══ Data supplied ══

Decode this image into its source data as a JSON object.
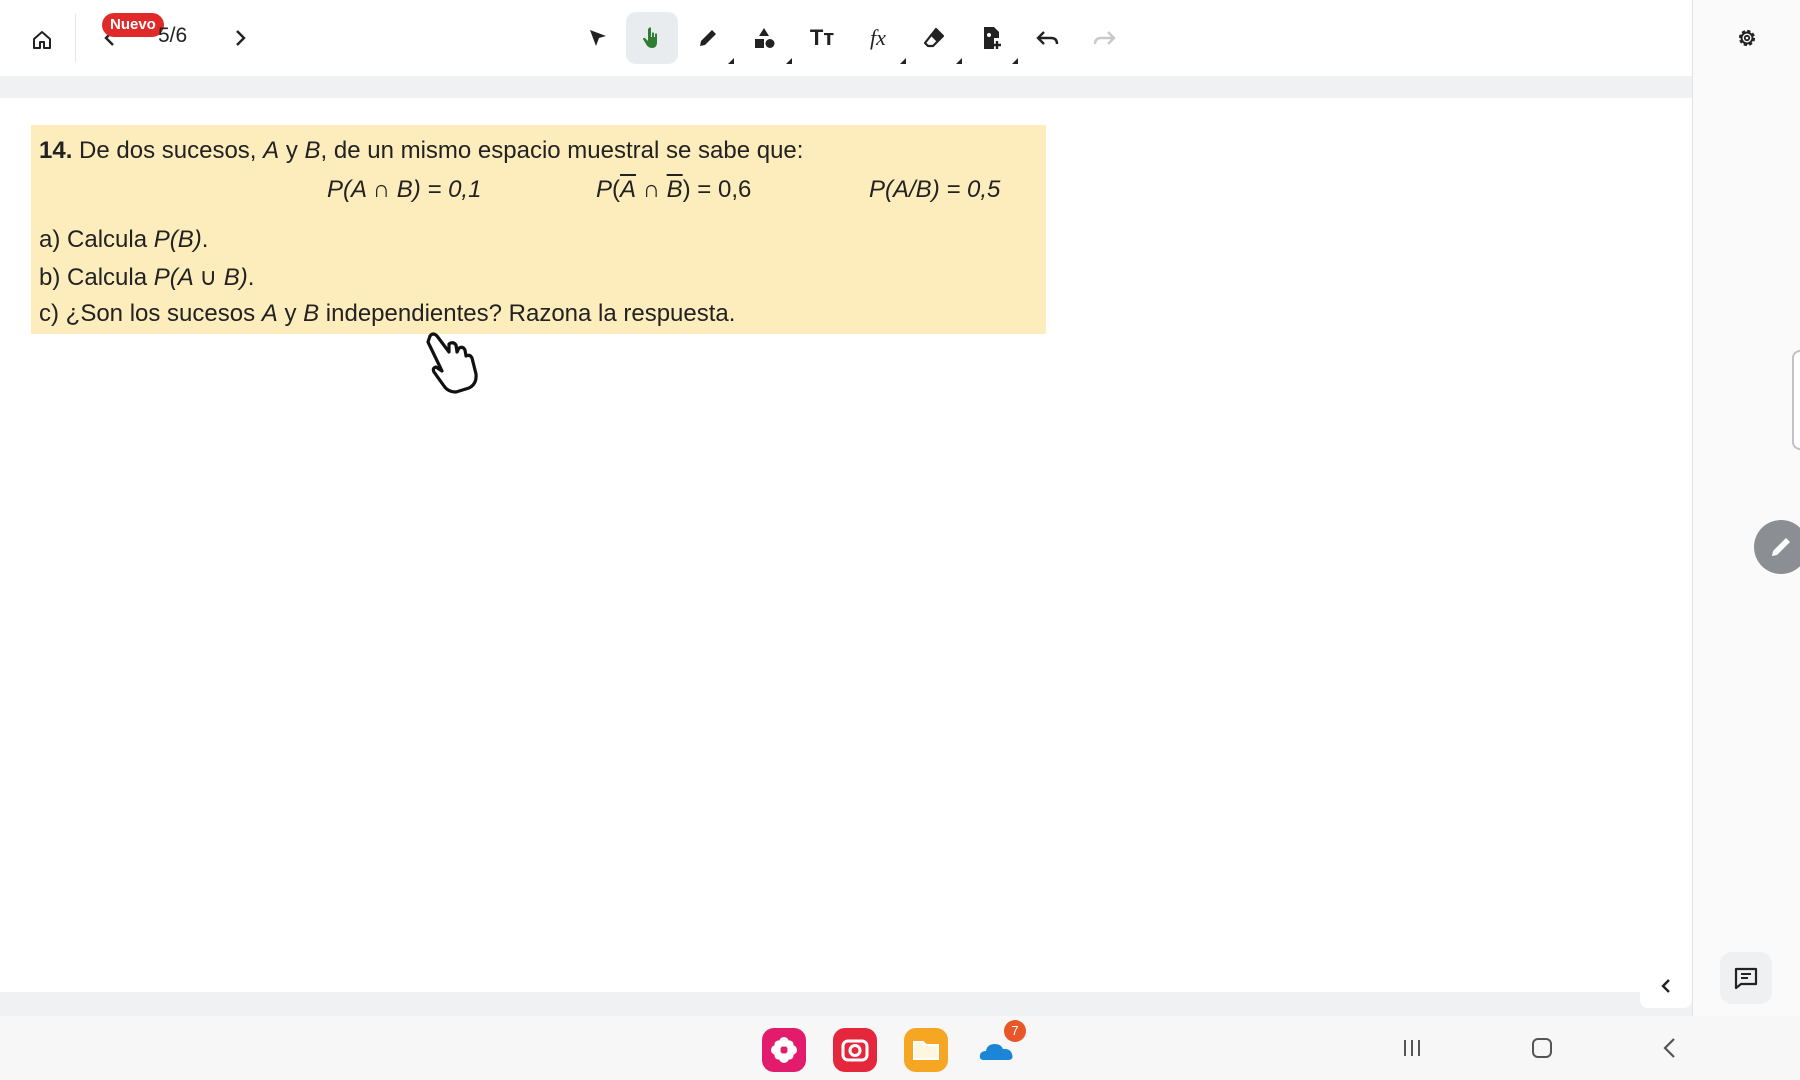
{
  "toolbar": {
    "badge": "Nuevo",
    "page_indicator": "5/6",
    "tools": [
      "home-icon",
      "chevron-left-icon",
      "chevron-right-icon",
      "pointer-icon",
      "hand-icon",
      "pencil-icon",
      "shapes-icon",
      "text-size-icon",
      "formula-icon",
      "eraser-icon",
      "insert-image-icon",
      "undo-icon",
      "redo-icon",
      "settings-icon"
    ],
    "active_tool": "hand-icon",
    "formula_label": "fx",
    "text_label": "Tт"
  },
  "exercise": {
    "number": "14.",
    "intro_pre": "De dos sucesos, ",
    "var_a": "A",
    "conj": " y ",
    "var_b": "B",
    "intro_post": ", de un mismo espacio muestral se sabe que:",
    "f1_p": "P",
    "f1_body": "(A ∩ B) = 0,1",
    "f2_p": "P",
    "f2_open": "(",
    "f2_a": "A",
    "f2_cap": " ∩ ",
    "f2_b": "B",
    "f2_close": ") = 0,6",
    "f3_p": "P",
    "f3_body": "(A/B) = 0,5",
    "a_label": "a)",
    "a_text": " Calcula ",
    "a_expr": "P(B)",
    "a_end": ".",
    "b_label": "b)",
    "b_text": " Calcula ",
    "b_expr": "P(A ∪ B)",
    "b_end": ".",
    "c_label": "c)",
    "c_text1": " ¿Son los sucesos ",
    "c_a": "A",
    "c_y": " y ",
    "c_b": "B",
    "c_text2": " independientes? Razona la respuesta."
  },
  "dock": {
    "apps": [
      "flower-app-icon",
      "camera-app-icon",
      "files-app-icon",
      "onedrive-app-icon"
    ],
    "notification_count": "7"
  },
  "colors": {
    "exercise_bg": "#fdedbd",
    "badge_red": "#e02a2a",
    "active_tool_green": "#2e7d32"
  }
}
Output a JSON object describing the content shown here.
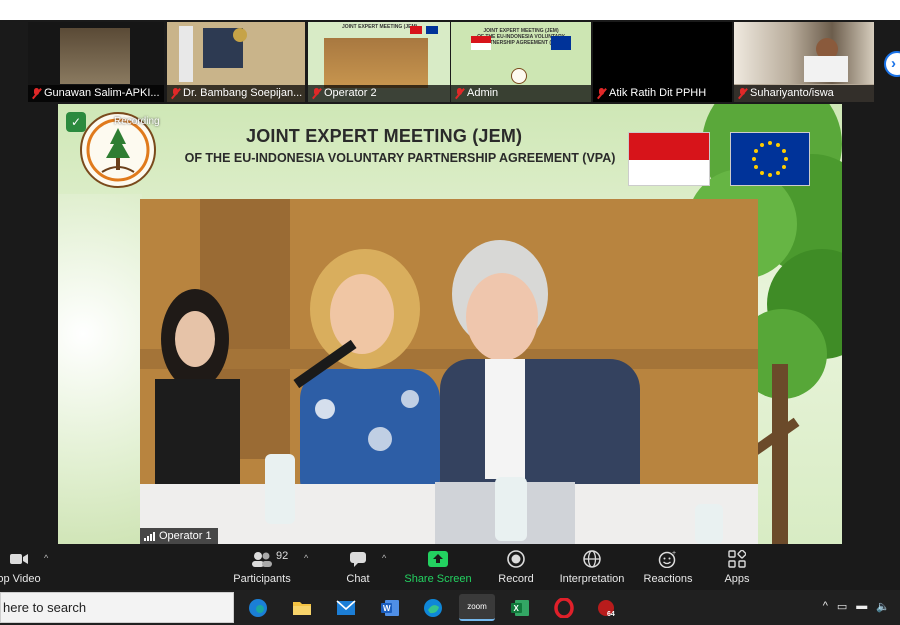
{
  "thumbnails": [
    {
      "name": "Gunawan Salim-APKI...",
      "bg": "#3a3226"
    },
    {
      "name": "Dr. Bambang Soepijan...",
      "bg": "#c9b48a"
    },
    {
      "name": "Operator 2",
      "bg": "#d8ebc6"
    },
    {
      "name": "Admin",
      "bg": "#cde6b3"
    },
    {
      "name": "Atik Ratih Dit PPHH",
      "bg": "#000000"
    },
    {
      "name": "Suhariyanto/iswa",
      "bg": "#b7aa98"
    }
  ],
  "stage": {
    "recording": "Recording",
    "title_line1": "JOINT EXPERT MEETING (JEM)",
    "title_line2": "OF THE EU-INDONESIA VOLUNTARY PARTNERSHIP AGREEMENT (VPA)",
    "speaker_label": "Operator 1"
  },
  "toolbar": {
    "video_label": "op Video",
    "participants_label": "Participants",
    "participants_count": "92",
    "chat_label": "Chat",
    "share_label": "Share Screen",
    "record_label": "Record",
    "interpretation_label": "Interpretation",
    "reactions_label": "Reactions",
    "apps_label": "Apps"
  },
  "taskbar": {
    "search_placeholder": "here to search",
    "apps": [
      "edge-browser",
      "file-explorer",
      "mail",
      "word",
      "edge",
      "zoom",
      "excel",
      "opera",
      "game"
    ],
    "zoom_label": "zoom",
    "badge": "64"
  },
  "colors": {
    "share_green": "#23d160",
    "mic_off": "#e02828",
    "flag_red": "#d7141a",
    "eu_blue": "#003399"
  }
}
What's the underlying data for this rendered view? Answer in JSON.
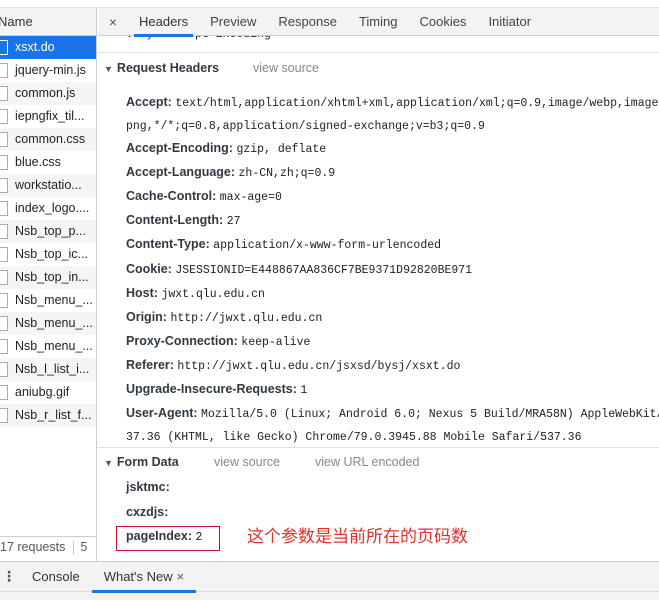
{
  "network": {
    "name_header": "Name",
    "files": [
      {
        "name": "xsxt.do",
        "selected": true
      },
      {
        "name": "jquery-min.js"
      },
      {
        "name": "common.js"
      },
      {
        "name": "iepngfix_til..."
      },
      {
        "name": "common.css"
      },
      {
        "name": "blue.css"
      },
      {
        "name": "workstatio..."
      },
      {
        "name": "index_logo...."
      },
      {
        "name": "Nsb_top_p..."
      },
      {
        "name": "Nsb_top_ic..."
      },
      {
        "name": "Nsb_top_in..."
      },
      {
        "name": "Nsb_menu_..."
      },
      {
        "name": "Nsb_menu_..."
      },
      {
        "name": "Nsb_menu_..."
      },
      {
        "name": "Nsb_l_list_i..."
      },
      {
        "name": "aniubg.gif"
      },
      {
        "name": "Nsb_r_list_f..."
      }
    ],
    "footer_requests": "17 requests",
    "footer_extra": "5"
  },
  "detail": {
    "close": "×",
    "tabs": [
      "Headers",
      "Preview",
      "Response",
      "Timing",
      "Cookies",
      "Initiator"
    ],
    "active_tab": "Headers",
    "vary_line": "Vary: Accept-Encoding",
    "request_headers_title": "Request Headers",
    "view_source": "view source",
    "headers": [
      {
        "k": "Accept:",
        "v": "text/html,application/xhtml+xml,application/xml;q=0.9,image/webp,image/ap"
      },
      {
        "k": "",
        "v": "png,*/*;q=0.8,application/signed-exchange;v=b3;q=0.9"
      },
      {
        "k": "Accept-Encoding:",
        "v": "gzip, deflate"
      },
      {
        "k": "Accept-Language:",
        "v": "zh-CN,zh;q=0.9"
      },
      {
        "k": "Cache-Control:",
        "v": "max-age=0"
      },
      {
        "k": "Content-Length:",
        "v": "27"
      },
      {
        "k": "Content-Type:",
        "v": "application/x-www-form-urlencoded"
      },
      {
        "k": "Cookie:",
        "v": "JSESSIONID=E448867AA836CF7BE9371D92820BE971"
      },
      {
        "k": "Host:",
        "v": "jwxt.qlu.edu.cn"
      },
      {
        "k": "Origin:",
        "v": "http://jwxt.qlu.edu.cn"
      },
      {
        "k": "Proxy-Connection:",
        "v": "keep-alive"
      },
      {
        "k": "Referer:",
        "v": "http://jwxt.qlu.edu.cn/jsxsd/bysj/xsxt.do"
      },
      {
        "k": "Upgrade-Insecure-Requests:",
        "v": "1"
      },
      {
        "k": "User-Agent:",
        "v": "Mozilla/5.0 (Linux; Android 6.0; Nexus 5 Build/MRA58N) AppleWebKit/5"
      },
      {
        "k": "",
        "v": "37.36 (KHTML, like Gecko) Chrome/79.0.3945.88 Mobile Safari/537.36"
      }
    ],
    "form_data_title": "Form Data",
    "view_url_encoded": "view URL encoded",
    "form": [
      {
        "k": "jsktmc:",
        "v": ""
      },
      {
        "k": "cxzdjs:",
        "v": ""
      },
      {
        "k": "pageIndex:",
        "v": "2"
      }
    ],
    "annotation": "这个参数是当前所在的页码数"
  },
  "drawer": {
    "menu": "⋮",
    "tabs": [
      "Console",
      "What's New"
    ],
    "active_tab": "What's New",
    "close": "×"
  },
  "colors": {
    "accent": "#1a73e8",
    "annotation": "#e0302c"
  }
}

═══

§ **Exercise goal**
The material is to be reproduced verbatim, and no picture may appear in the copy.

§ **Output of the task**
Decode this image into its source data as a JSON object.
{
  "toolbar": {
    "badge": "Nuevo",
    "page_indicator": "5/6",
    "tools": [
      "home-icon",
      "chevron-left-icon",
      "chevron-right-icon",
      "pointer-icon",
      "hand-icon",
      "pencil-icon",
      "shapes-icon",
      "text-size-icon",
      "formula-icon",
      "eraser-icon",
      "insert-image-icon",
      "undo-icon",
      "redo-icon",
      "settings-icon"
    ],
    "active_tool": "hand-icon",
    "formula_label": "fx",
    "text_label": "Tт"
  },
  "exercise": {
    "number": "14.",
    "intro_pre": "De dos sucesos, ",
    "var_a": "A",
    "conj": " y ",
    "var_b": "B",
    "intro_post": ", de un mismo espacio muestral se sabe que:",
    "f1_p": "P",
    "f1_body": "(A ∩ B) = 0,1",
    "f2_p": "P",
    "f2_open": "(",
    "f2_a": "A",
    "f2_cap": " ∩ ",
    "f2_b": "B",
    "f2_close": ") = 0,6",
    "f3_p": "P",
    "f3_body": "(A/B) = 0,5",
    "a_label": "a)",
    "a_text": " Calcula ",
    "a_expr": "P(B)",
    "a_end": ".",
    "b_label": "b)",
    "b_text": " Calcula ",
    "b_expr": "P(A ∪ B)",
    "b_end": ".",
    "c_label": "c)",
    "c_text1": " ¿Son los sucesos ",
    "c_a": "A",
    "c_y": " y ",
    "c_b": "B",
    "c_text2": " independientes? Razona la respuesta."
  },
  "dock": {
    "apps": [
      "flower-app-icon",
      "camera-app-icon",
      "files-app-icon",
      "onedrive-app-icon"
    ],
    "notification_count": "7"
  },
  "colors": {
    "exercise_bg": "#fdedbd",
    "badge_red": "#e02a2a",
    "active_tool_green": "#2e7d32"
  }
}
Output a JSON object describing the content shown here.
{
  "thumbnails": [
    {
      "name": "Gunawan Salim-APKI...",
      "bg": "#3a3226"
    },
    {
      "name": "Dr. Bambang Soepijan...",
      "bg": "#c9b48a"
    },
    {
      "name": "Operator 2",
      "bg": "#d8ebc6"
    },
    {
      "name": "Admin",
      "bg": "#cde6b3"
    },
    {
      "name": "Atik Ratih Dit PPHH",
      "bg": "#000000"
    },
    {
      "name": "Suhariyanto/iswa",
      "bg": "#b7aa98"
    }
  ],
  "stage": {
    "recording": "Recording",
    "title_line1": "JOINT EXPERT MEETING (JEM)",
    "title_line2": "OF THE EU-INDONESIA VOLUNTARY PARTNERSHIP AGREEMENT (VPA)",
    "speaker_label": "Operator 1"
  },
  "toolbar": {
    "video_label": "op Video",
    "participants_label": "Participants",
    "participants_count": "92",
    "chat_label": "Chat",
    "share_label": "Share Screen",
    "record_label": "Record",
    "interpretation_label": "Interpretation",
    "reactions_label": "Reactions",
    "apps_label": "Apps"
  },
  "taskbar": {
    "search_placeholder": "here to search",
    "apps": [
      "edge-browser",
      "file-explorer",
      "mail",
      "word",
      "edge",
      "zoom",
      "excel",
      "opera",
      "game"
    ],
    "zoom_label": "zoom",
    "badge": "64"
  },
  "colors": {
    "share_green": "#23d160",
    "mic_off": "#e02828",
    "flag_red": "#d7141a",
    "eu_blue": "#003399"
  }
}
What's the underlying data for this rendered view? Answer in JSON.
{
  "network": {
    "name_header": "Name",
    "files": [
      {
        "name": "xsxt.do",
        "selected": true
      },
      {
        "name": "jquery-min.js"
      },
      {
        "name": "common.js"
      },
      {
        "name": "iepngfix_til..."
      },
      {
        "name": "common.css"
      },
      {
        "name": "blue.css"
      },
      {
        "name": "workstatio..."
      },
      {
        "name": "index_logo...."
      },
      {
        "name": "Nsb_top_p..."
      },
      {
        "name": "Nsb_top_ic..."
      },
      {
        "name": "Nsb_top_in..."
      },
      {
        "name": "Nsb_menu_..."
      },
      {
        "name": "Nsb_menu_..."
      },
      {
        "name": "Nsb_menu_..."
      },
      {
        "name": "Nsb_l_list_i..."
      },
      {
        "name": "aniubg.gif"
      },
      {
        "name": "Nsb_r_list_f..."
      }
    ],
    "footer_requests": "17 requests",
    "footer_extra": "5"
  },
  "detail": {
    "close": "×",
    "tabs": [
      "Headers",
      "Preview",
      "Response",
      "Timing",
      "Cookies",
      "Initiator"
    ],
    "active_tab": "Headers",
    "vary_line": "Vary: Accept-Encoding",
    "request_headers_title": "Request Headers",
    "view_source": "view source",
    "headers": [
      {
        "k": "Accept:",
        "v": "text/html,application/xhtml+xml,application/xml;q=0.9,image/webp,image/ap"
      },
      {
        "k": "",
        "v": "png,*/*;q=0.8,application/signed-exchange;v=b3;q=0.9"
      },
      {
        "k": "Accept-Encoding:",
        "v": "gzip, deflate"
      },
      {
        "k": "Accept-Language:",
        "v": "zh-CN,zh;q=0.9"
      },
      {
        "k": "Cache-Control:",
        "v": "max-age=0"
      },
      {
        "k": "Content-Length:",
        "v": "27"
      },
      {
        "k": "Content-Type:",
        "v": "application/x-www-form-urlencoded"
      },
      {
        "k": "Cookie:",
        "v": "JSESSIONID=E448867AA836CF7BE9371D92820BE971"
      },
      {
        "k": "Host:",
        "v": "jwxt.qlu.edu.cn"
      },
      {
        "k": "Origin:",
        "v": "http://jwxt.qlu.edu.cn"
      },
      {
        "k": "Proxy-Connection:",
        "v": "keep-alive"
      },
      {
        "k": "Referer:",
        "v": "http://jwxt.qlu.edu.cn/jsxsd/bysj/xsxt.do"
      },
      {
        "k": "Upgrade-Insecure-Requests:",
        "v": "1"
      },
      {
        "k": "User-Agent:",
        "v": "Mozilla/5.0 (Linux; Android 6.0; Nexus 5 Build/MRA58N) AppleWebKit/5"
      },
      {
        "k": "",
        "v": "37.36 (KHTML, like Gecko) Chrome/79.0.3945.88 Mobile Safari/537.36"
      }
    ],
    "form_data_title": "Form Data",
    "view_url_encoded": "view URL encoded",
    "form": [
      {
        "k": "jsktmc:",
        "v": ""
      },
      {
        "k": "cxzdjs:",
        "v": ""
      },
      {
        "k": "pageIndex:",
        "v": "2"
      }
    ],
    "annotation": "这个参数是当前所在的页码数"
  },
  "drawer": {
    "menu": "⋮",
    "tabs": [
      "Console",
      "What's New"
    ],
    "active_tab": "What's New",
    "close": "×"
  },
  "colors": {
    "accent": "#1a73e8",
    "annotation": "#e0302c"
  }
}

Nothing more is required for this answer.